Talking points for the ask:
- Catch up and appreciation
- Reiterate purpose of meeting
- State the case
- Initially focus on big picture
- Break down funding options
- Listen well to nonverbal and verbal cues/Pause often
- Discuss amount needed to make vision a reality
- Answer questions
- Discuss your own commitment (not necessarily the exact amount)
- Make the Ask
- Use the gift chart
- Be silent and wait for response
- Answer questions
- Overcome Objections
- Be specific: Would you consider a gift to fund the XXX to …. In the amount of XXX…payable over three years
- Yes: stop selling, say thank you and have them complete the pledge card
- No: ask for clarity; humbly ask, what makes you pause
- Not that amount: Perhaps you may consider giving over a longer period of time? Would you like more time to think about an amount that would be a stretch still not as difficult?
- Let me think about it: Certainly, would you like to connect next week or when should we speak again?

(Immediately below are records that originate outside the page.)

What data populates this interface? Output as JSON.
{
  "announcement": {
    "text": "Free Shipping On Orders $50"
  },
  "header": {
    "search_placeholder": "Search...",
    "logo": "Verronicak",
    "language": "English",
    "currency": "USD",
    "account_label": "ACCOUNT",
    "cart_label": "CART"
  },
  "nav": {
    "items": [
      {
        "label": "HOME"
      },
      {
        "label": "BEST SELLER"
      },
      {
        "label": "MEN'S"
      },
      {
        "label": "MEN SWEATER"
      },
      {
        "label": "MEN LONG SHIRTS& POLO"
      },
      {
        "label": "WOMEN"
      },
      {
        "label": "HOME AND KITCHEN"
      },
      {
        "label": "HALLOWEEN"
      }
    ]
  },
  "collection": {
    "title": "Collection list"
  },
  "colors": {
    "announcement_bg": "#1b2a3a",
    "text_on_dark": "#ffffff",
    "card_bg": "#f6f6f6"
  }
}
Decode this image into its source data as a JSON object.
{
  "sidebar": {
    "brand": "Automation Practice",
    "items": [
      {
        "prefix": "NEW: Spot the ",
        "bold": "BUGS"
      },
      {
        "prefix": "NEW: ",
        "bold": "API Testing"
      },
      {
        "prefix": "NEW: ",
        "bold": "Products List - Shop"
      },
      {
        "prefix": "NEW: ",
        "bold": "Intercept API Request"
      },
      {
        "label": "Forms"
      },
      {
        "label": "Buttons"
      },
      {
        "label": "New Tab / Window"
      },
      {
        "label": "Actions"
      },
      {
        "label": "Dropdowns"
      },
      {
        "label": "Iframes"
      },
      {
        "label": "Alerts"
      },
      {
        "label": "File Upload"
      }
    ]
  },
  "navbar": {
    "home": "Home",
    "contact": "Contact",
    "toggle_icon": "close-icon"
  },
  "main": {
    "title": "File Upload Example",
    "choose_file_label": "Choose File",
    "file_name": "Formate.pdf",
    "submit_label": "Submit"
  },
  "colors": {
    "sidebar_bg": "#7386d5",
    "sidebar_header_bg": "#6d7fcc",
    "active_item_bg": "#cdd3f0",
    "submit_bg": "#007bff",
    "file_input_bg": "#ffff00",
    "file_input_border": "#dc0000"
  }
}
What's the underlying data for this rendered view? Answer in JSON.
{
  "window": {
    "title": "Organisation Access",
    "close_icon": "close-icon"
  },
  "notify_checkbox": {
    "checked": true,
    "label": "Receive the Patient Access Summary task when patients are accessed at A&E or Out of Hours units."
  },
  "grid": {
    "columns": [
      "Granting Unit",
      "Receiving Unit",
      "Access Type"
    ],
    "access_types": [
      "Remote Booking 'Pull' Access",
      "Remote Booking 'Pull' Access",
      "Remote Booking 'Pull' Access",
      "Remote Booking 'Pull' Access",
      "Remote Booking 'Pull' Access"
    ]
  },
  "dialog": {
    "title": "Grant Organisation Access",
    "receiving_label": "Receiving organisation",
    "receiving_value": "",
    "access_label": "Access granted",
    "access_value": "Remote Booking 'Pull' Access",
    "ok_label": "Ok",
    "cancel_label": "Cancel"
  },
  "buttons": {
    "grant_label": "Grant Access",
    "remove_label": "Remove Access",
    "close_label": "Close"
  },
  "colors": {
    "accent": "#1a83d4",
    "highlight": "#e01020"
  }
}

- Write note mailed/emailed within 24 hours
- Answer any questions or send additional information
- Codify commitments
- Celebrate payments
- Identify Pledge Fulfillment Terms
- If appropriate, schedule and confirm follow up meeting
- Report results of meeting
Steward: Recognizing and showing timely appreciation are essential to converting major donors to ambassadors and leaders.
Here are the ultimate keys to success: Be yourself. Meditate and pray. Prepare. Make your own commitment. Listen for the unsaid. Be conversational. Remember the impact of having funding.
Let your enthusiasm and passion inspire others! Effectiveness and competence speak loudly to these successful high-capacity future donors. Speaking to their needs and passions will allow those with the gift of wealth to help fulfill their purpose and fund your mission and vision, which is ultimately, the end-goal. Generis helps churches, schools, and nonprofits by maximizing ministry effectiveness and accelerating generosity through consulting, gift development, and capital campaigns. They provide capital campaigns, generosity audits, and generosity consulting for churches, schools, and nonprofits.